Word of warning: do NOT put hot glassware on wet surfaces, or they will shatter!
If you anticipate doing a lot of from-scratch baking, you might also consider a stand mixer. I got a KitchenAid mixer because I anticipate using it weekly to bake cookies like my family did growing up. While I currently do not use it that often for just the two of us, I consider it an investment in the future, especially because there are a zillion attachments that increase the mixer’s versatility, from a meat grinder to a spiralizer to the ice cream maker you got me. <3
Miscellaneous Little Things
Other pieces of kitchen equipment I find helpful:
Waffle maker – Get one unless you are both strictly pancake people. Nothing like making waffles for Saturday breakfasts! Also, cake mix works just as well as waffle batter. 😀
Tongs – I never realized how useful it was to have tongs until I got a pair in a set. It makes serving spaghetti a million times easier.
Round cookie cutters – I got this heavy-duty 11pc set and I love it! The rings are so sturdy, I’ll never have to worry about bending them. I have so far used them for making copycat thin mints and homemade burger patties (which taste a million times better, imo). The next thing I want to try with them are crab cakes (with the help of Gordon Ramsay videos – this one cracks me up).

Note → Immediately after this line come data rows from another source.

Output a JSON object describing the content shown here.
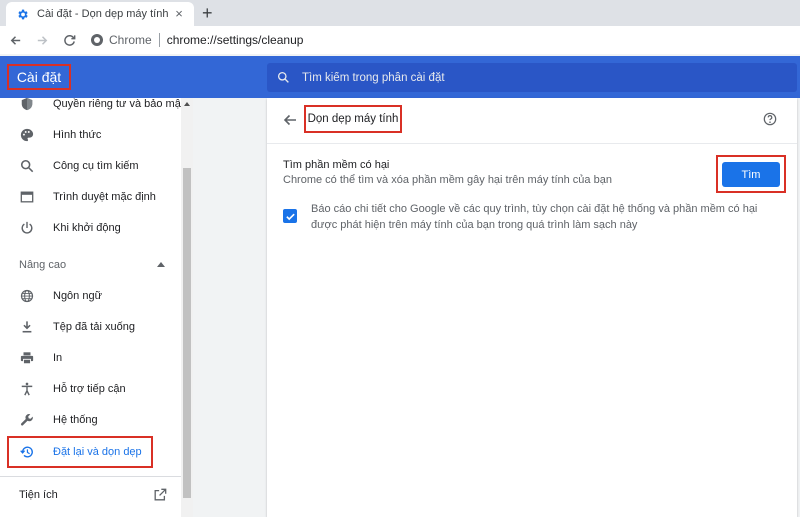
{
  "browser": {
    "tab_title": "Cài đặt - Dọn dẹp máy tính",
    "tab_close": "×",
    "new_tab": "+",
    "address_chip": "Chrome",
    "address_url": "chrome://settings/cleanup"
  },
  "header": {
    "title": "Cài đặt",
    "search_placeholder": "Tìm kiếm trong phần cài đặt"
  },
  "sidebar": {
    "items_top": [
      {
        "label": "Quyền riêng tư và bảo mật",
        "icon": "shield-icon"
      },
      {
        "label": "Hình thức",
        "icon": "palette-icon"
      },
      {
        "label": "Công cụ tìm kiếm",
        "icon": "search-icon"
      },
      {
        "label": "Trình duyệt mặc định",
        "icon": "browser-window-icon"
      },
      {
        "label": "Khi khởi động",
        "icon": "power-icon"
      }
    ],
    "advanced_label": "Nâng cao",
    "items_advanced": [
      {
        "label": "Ngôn ngữ",
        "icon": "globe-icon"
      },
      {
        "label": "Tệp đã tải xuống",
        "icon": "download-icon"
      },
      {
        "label": "In",
        "icon": "printer-icon"
      },
      {
        "label": "Hỗ trợ tiếp cận",
        "icon": "accessibility-icon"
      },
      {
        "label": "Hệ thống",
        "icon": "wrench-icon"
      },
      {
        "label": "Đặt lại và dọn dẹp",
        "icon": "history-icon",
        "active": true
      }
    ],
    "extensions_label": "Tiện ích"
  },
  "main": {
    "page_title": "Dọn dẹp máy tính",
    "section_title": "Tìm phần mềm có hại",
    "section_desc": "Chrome có thể tìm và xóa phần mềm gây hại trên máy tính của bạn",
    "find_button": "Tìm",
    "report_checked": true,
    "report_label": "Báo cáo chi tiết cho Google về các quy trình, tùy chọn cài đặt hệ thống và phần mềm có hại được phát hiện trên máy tính của bạn trong quá trình làm sạch này"
  },
  "colors": {
    "header_blue": "#3367d6",
    "accent_blue": "#1a73e8",
    "highlight_red": "#d93025"
  }
}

That’s all I can think of for now. I hope you find this list useful!